While U.S. Bickers, Australia Builds National Fiber Network
As we've noted
, the United States' first ever national broadband plan certainly looks
impressive at first glimpse, though on closer inspection the plan reveals itself to be a bevy of very politically-safe and rather toothless initiatives. Ignoring advice from their own studies, the FCC made it clear they couldn't be bothered with things like building an open access national fiber network -- in large part because that would upset the nation's wealthiest carriers
. That might be fine if the plan actually did something
about a lack of competition -- but it doesn't.
Australia has a very different approach to helping underserved markets and beefing up competition. In April of last year the country announced plans
to build a nationwide, A$43 billion ($38 billion) wholesale fiber network, which ISPs will then be invited to compete over. The network will be built under the banner of a completely new private/public company -- and the Australian government says they'll sell their ownership stake in the company five years after the network is completed. Ars Technica
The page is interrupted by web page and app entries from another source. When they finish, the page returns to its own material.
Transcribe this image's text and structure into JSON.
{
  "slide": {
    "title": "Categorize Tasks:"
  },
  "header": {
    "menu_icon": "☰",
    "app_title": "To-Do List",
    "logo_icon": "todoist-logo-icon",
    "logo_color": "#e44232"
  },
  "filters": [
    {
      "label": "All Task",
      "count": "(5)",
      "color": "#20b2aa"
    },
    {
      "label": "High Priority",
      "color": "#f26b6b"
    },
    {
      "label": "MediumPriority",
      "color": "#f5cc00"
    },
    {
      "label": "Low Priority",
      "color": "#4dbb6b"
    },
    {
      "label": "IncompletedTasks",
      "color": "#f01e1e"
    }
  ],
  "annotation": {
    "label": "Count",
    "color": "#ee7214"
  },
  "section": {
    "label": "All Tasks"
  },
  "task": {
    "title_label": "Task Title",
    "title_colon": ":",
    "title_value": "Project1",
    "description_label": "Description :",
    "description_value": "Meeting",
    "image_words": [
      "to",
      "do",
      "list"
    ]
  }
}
directs our attention to a new feasibility study that says Australia's plans are not only doable -- they should be bigger and bolder:
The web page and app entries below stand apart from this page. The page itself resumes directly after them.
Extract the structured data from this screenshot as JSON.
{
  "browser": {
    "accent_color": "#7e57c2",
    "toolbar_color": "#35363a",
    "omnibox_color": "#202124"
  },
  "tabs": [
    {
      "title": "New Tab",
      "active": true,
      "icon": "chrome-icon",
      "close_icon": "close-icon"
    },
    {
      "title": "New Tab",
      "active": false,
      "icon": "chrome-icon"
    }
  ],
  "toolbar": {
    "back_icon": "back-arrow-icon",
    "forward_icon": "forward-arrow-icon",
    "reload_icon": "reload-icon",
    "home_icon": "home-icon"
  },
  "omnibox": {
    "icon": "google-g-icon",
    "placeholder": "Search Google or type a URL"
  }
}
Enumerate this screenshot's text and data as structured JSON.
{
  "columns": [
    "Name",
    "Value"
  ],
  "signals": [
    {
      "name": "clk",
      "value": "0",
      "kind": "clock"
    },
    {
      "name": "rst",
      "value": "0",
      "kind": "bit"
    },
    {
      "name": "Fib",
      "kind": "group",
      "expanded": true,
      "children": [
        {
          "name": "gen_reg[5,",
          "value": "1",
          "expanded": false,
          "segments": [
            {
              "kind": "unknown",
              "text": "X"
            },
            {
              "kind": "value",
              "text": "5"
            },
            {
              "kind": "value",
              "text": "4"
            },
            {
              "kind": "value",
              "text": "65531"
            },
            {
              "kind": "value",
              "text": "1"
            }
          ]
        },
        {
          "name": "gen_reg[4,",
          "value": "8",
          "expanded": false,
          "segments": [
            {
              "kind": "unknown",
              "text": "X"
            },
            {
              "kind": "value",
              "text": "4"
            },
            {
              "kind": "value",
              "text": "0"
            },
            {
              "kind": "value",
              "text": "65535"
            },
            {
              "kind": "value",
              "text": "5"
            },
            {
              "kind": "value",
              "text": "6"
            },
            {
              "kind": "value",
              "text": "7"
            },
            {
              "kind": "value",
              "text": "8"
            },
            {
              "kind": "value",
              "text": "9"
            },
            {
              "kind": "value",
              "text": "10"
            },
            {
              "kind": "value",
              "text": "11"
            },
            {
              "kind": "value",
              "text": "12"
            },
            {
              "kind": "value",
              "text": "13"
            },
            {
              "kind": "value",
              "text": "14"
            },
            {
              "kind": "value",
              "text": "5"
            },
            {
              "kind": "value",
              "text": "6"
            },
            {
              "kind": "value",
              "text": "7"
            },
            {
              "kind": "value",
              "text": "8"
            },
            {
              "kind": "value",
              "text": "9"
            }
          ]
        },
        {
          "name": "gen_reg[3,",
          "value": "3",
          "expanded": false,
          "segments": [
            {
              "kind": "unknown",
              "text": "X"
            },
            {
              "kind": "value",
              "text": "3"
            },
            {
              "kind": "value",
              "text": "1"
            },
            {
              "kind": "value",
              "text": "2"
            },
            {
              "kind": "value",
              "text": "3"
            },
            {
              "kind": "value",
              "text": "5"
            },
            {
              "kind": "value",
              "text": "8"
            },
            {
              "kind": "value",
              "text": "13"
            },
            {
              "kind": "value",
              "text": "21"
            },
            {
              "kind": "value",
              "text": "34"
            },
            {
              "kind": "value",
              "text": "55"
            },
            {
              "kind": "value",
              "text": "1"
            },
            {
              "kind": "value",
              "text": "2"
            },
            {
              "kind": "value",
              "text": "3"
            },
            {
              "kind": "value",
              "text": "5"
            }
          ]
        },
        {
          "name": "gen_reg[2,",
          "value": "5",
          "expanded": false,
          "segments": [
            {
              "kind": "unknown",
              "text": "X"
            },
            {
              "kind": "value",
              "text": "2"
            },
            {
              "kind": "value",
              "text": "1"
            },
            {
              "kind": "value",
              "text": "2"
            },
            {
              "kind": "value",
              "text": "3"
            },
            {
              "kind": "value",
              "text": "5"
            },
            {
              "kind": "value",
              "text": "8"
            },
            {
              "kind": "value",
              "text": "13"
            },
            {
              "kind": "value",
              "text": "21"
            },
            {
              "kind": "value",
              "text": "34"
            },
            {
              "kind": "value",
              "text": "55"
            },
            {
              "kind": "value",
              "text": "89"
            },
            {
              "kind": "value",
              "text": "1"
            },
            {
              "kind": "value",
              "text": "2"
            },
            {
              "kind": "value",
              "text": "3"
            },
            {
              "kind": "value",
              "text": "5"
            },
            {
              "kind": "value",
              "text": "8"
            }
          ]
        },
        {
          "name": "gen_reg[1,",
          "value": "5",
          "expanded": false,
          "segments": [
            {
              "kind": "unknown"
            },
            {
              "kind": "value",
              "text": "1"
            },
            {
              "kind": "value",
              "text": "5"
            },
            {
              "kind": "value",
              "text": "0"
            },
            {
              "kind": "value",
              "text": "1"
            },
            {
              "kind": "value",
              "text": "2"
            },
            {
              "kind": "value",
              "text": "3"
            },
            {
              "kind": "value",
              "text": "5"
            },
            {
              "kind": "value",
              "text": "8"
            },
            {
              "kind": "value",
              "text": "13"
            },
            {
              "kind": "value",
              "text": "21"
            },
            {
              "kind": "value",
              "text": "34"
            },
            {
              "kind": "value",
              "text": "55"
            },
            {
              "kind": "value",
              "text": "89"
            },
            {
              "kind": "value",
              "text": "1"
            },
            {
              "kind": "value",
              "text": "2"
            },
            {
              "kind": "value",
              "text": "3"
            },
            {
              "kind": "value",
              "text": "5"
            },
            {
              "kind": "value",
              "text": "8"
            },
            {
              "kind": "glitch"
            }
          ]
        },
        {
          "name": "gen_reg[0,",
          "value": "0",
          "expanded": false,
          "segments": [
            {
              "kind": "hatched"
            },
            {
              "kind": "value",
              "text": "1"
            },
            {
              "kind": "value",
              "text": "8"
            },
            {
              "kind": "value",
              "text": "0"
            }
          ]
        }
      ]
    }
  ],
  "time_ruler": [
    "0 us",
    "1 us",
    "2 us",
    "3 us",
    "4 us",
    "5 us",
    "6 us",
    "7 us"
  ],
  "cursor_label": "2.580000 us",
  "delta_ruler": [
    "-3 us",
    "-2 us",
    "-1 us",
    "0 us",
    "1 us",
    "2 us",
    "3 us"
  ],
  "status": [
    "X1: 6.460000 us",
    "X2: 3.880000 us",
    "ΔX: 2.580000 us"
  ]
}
The government initially planned to spend AUS$43 billion (about US$38.9 billion) and build a fiber network that would reach 90 percent of Australian homes. The rest would get wireless broadband, while the truly rural would have access to a new class of satellite service that can deliver a least 12Mbps to the entire country. Too modest! says the report. Instead, Australia should bump its fiber build up to 93 percent, provide fixed wireless service for four percent, and Ka-band satellite service for the remaining three percent—and it can all be done in eight years and on budget.
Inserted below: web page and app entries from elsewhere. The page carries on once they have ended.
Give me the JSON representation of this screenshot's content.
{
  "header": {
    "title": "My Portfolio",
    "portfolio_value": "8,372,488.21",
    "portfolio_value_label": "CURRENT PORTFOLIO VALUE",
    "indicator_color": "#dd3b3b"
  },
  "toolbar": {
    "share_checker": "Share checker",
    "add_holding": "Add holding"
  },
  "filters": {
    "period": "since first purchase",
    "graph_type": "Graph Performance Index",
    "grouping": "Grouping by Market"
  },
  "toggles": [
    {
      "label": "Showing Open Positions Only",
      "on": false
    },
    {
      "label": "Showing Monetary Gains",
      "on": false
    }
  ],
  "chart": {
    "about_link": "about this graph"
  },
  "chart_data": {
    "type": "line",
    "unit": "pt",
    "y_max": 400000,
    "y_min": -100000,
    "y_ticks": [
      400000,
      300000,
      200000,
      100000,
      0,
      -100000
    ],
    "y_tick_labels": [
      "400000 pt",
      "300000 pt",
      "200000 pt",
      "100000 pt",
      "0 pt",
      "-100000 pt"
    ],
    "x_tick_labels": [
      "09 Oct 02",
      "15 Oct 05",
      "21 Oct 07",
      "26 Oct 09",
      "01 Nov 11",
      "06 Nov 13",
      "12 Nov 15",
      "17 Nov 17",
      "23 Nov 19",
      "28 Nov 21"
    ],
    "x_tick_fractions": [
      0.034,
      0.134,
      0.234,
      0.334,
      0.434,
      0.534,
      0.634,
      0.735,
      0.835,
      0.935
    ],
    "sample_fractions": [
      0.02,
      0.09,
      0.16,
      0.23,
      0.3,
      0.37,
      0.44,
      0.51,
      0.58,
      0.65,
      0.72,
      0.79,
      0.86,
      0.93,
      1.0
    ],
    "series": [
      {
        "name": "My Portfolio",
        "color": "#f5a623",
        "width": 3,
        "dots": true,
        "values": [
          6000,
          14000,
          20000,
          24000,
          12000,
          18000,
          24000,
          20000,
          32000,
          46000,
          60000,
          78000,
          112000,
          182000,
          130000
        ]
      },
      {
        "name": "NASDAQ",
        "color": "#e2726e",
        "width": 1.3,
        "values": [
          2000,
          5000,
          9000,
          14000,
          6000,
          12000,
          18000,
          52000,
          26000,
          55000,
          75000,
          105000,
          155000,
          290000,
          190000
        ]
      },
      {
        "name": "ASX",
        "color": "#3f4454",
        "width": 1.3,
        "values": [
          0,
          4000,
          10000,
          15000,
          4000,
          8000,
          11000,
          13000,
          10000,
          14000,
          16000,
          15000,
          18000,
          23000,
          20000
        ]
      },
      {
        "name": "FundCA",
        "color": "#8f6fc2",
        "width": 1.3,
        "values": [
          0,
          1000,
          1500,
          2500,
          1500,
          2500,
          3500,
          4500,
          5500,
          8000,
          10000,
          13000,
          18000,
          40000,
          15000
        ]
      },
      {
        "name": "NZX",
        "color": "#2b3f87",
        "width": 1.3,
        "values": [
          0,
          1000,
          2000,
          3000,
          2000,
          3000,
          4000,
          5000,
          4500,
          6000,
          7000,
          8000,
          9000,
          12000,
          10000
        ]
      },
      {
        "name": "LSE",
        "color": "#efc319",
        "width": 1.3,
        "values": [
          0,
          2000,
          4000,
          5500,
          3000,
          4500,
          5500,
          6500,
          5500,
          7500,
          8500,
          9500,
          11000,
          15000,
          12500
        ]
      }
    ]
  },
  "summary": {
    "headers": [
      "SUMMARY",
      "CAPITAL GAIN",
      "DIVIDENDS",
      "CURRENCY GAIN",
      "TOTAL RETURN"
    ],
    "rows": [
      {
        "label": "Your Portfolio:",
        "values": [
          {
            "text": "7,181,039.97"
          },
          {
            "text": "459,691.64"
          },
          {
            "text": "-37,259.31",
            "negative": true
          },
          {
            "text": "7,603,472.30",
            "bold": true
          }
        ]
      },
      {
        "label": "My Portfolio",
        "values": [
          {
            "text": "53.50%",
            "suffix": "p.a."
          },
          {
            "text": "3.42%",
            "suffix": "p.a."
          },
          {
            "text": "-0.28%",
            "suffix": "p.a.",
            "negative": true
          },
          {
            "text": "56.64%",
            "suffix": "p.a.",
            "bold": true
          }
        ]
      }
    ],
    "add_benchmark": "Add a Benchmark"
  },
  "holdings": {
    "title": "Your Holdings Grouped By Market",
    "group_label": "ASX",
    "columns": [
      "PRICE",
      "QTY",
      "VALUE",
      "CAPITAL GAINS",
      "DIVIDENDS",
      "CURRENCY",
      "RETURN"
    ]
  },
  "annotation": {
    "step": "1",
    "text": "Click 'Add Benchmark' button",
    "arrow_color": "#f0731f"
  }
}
As would obviously happen here in the States as well, incumbent ISP Telstra has whined about the project, and the Australian government has responded by telling Telstra they can either help (and make money in the process) -- or shut and get out of the way. The end result is essentially what Google's doing to a single town
-- spread across the entire country. Of course an FCC study
highlighted how such models create more competition (and by proxy faster service at lower prices), so Australia will be an interesting place to watch. Now about that silly Australian plan to try and filter the Internet of all its naughty bits